“Man can do what he wills but he cannot will what he wills.” – Arthur Schopenhauer
What is Free Will?
Before diving into the debate, let’s define free will. At its core, free will is the ability to make decisions unencumbered by external influences, whether they be physical, psychological, or metaphysical. It speaks to our fundamental belief that we have the power to shape our own destinies. But is this belief justified?
The Case for Determinism
Determinism posits that every event, including human choices, is the inevitable result of preceding events. This can be divided into two main categories: hard determinism and soft determinism.
Hard determinism contends that free will is an illusion. It maintains that every event in the universe, including human decisions, is governed by the laws of causality.
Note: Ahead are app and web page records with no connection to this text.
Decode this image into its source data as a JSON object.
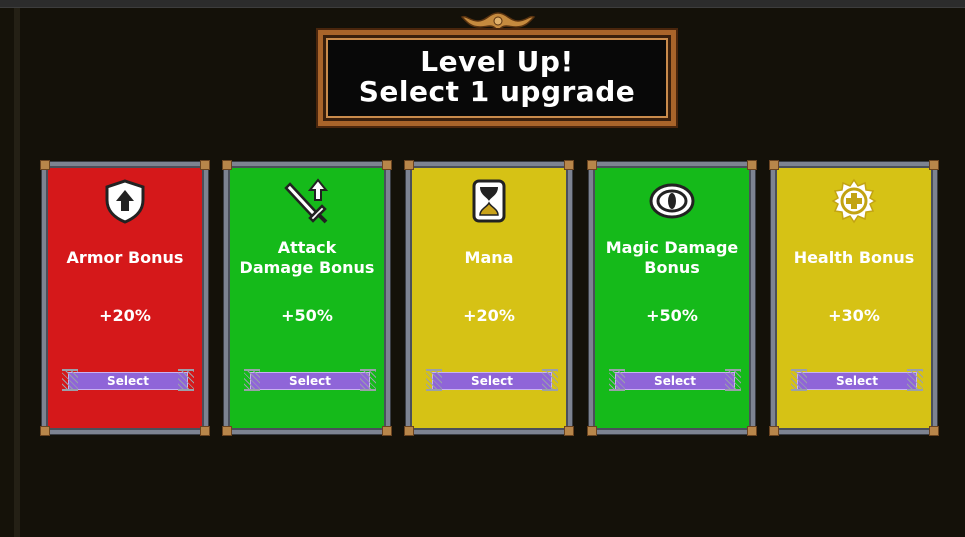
{
  "title": {
    "line1": "Level Up!",
    "line2": "Select 1 upgrade"
  },
  "colors": {
    "red": "#d5181a",
    "green": "#15ba1a",
    "yellow": "#d6c215",
    "button": "#8f65d8",
    "frame_gold": "#a9642a"
  },
  "cards": [
    {
      "title": "Armor Bonus",
      "value": "+20%",
      "icon": "shield-arrow-icon",
      "color": "#d5181a",
      "button": "Select"
    },
    {
      "title": "Attack\nDamage Bonus",
      "value": "+50%",
      "icon": "sword-arrow-icon",
      "color": "#15ba1a",
      "button": "Select"
    },
    {
      "title": "Mana",
      "value": "+20%",
      "icon": "hourglass-icon",
      "color": "#d6c215",
      "button": "Select"
    },
    {
      "title": "Magic Damage\nBonus",
      "value": "+50%",
      "icon": "eye-icon",
      "color": "#15ba1a",
      "button": "Select"
    },
    {
      "title": "Health Bonus",
      "value": "+30%",
      "icon": "health-plus-icon",
      "color": "#d6c215",
      "button": "Select"
    }
  ]
}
In this view, the seemingly autonomous actions we undertake are, in fact, the result of a predetermined sequence of events set in motion long before our birth.
This perspective is often supported by insights from the natural sciences, particularly physics and neuroscience. The classical physics argument claims that the universe operates according to specific laws, such as gravity or electromagnetism, that result in a fixed chain of events. Recent findings in neuroscience also indicate that our choices might be determined by neurological processes occurring before we become conscious of them. Quantum consciousness and the mystery of free will is an interesting exploration of this topic.
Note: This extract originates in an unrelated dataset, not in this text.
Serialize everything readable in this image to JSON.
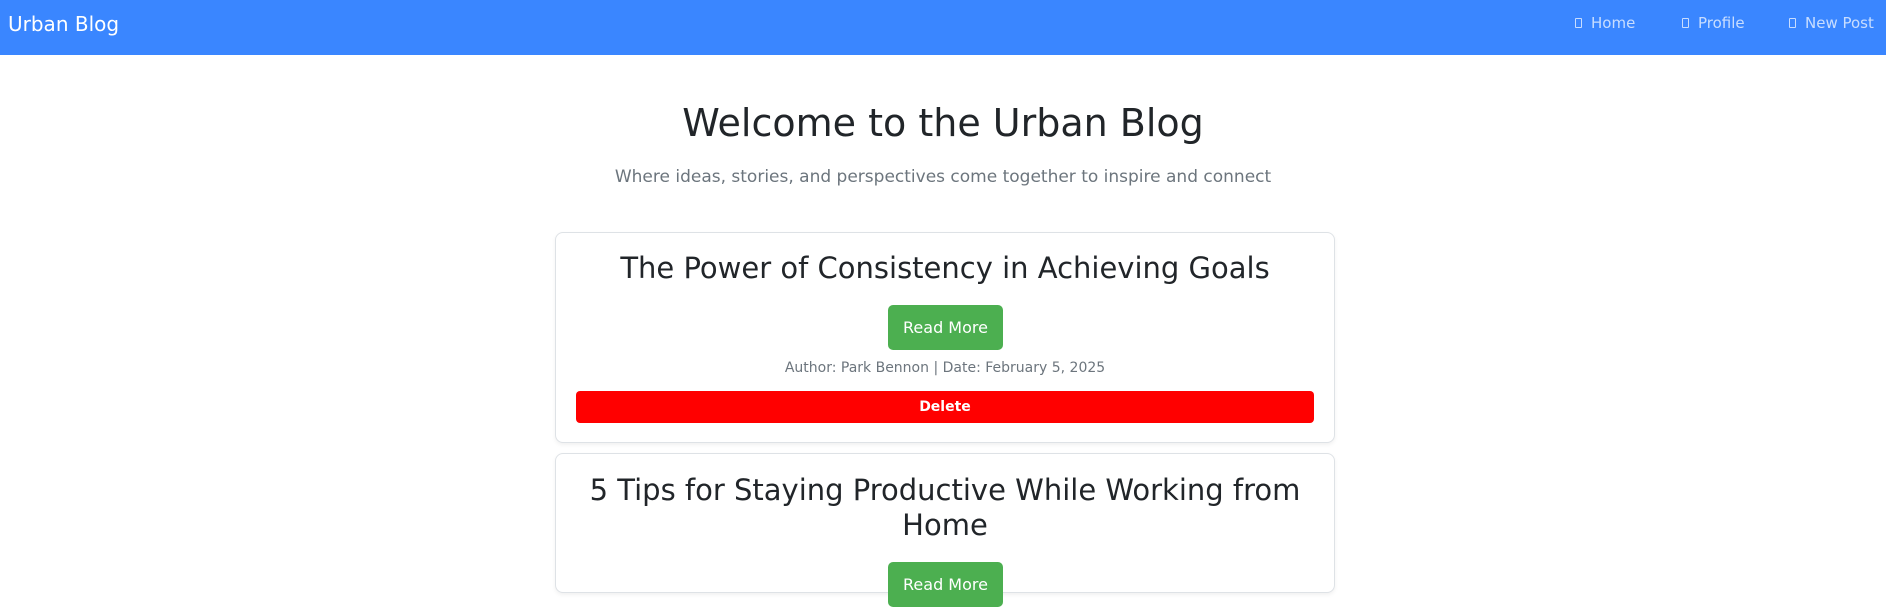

Soft Determinism (Compatibilism)
Soft determinism, or compatibilism, reconciles the idea of determinism with that of free will. It posits that our choices are both predetermined and the result of free will. This argument asserts that we can still exercise agency within the confines of a deterministic universe.
Compatibilists argue that although our actions may result from prior events or influences, we retain the power to shape our destinies. For example, think of the decision to exercise regularly: even if this choice is influenced by social, biological, or psychological factors, we still embrace the intention to be healthier.
The Case for Free Will (Libertarianism)
Philosophical libertarianism (not to be confused with political libertarianism) stands in opposition to determinism, asserting the existence of free will. Proponents of libertarianism argue that humans possess the ability to make truly autonomous choices, unconstrained by prior events or causal determinism.
These philosophers argue that determinism is flawed because it denies moral responsibility. If all of our choices are predetermined, how can we be held accountable for our actions? Free will, then, becomes essential for a moral and just society. The philosophy of mind: exploring the nature of consciousness provides further insights into this perspective.
Conclusion: An Unending Debate
The free will debate is far from settled, and it remains one of the most intriguing inquiries in philosophy. As we continue to unlock the secrets of the universe and the intricacies of the human mind, new perspectives on this age-old debate will undoubtedly emerge.
In the meantime, it’s worth considering the implications of both determinism and free will in our daily lives. Regardless of where we stand on this issue, one thing’s for sure: it’s always fascinating to reflect on the complex interplay of choice and destiny that shapes our existence. For more on related philosophical topics, check out the problem of evil: a philosophical inquiry into suffering and injustice.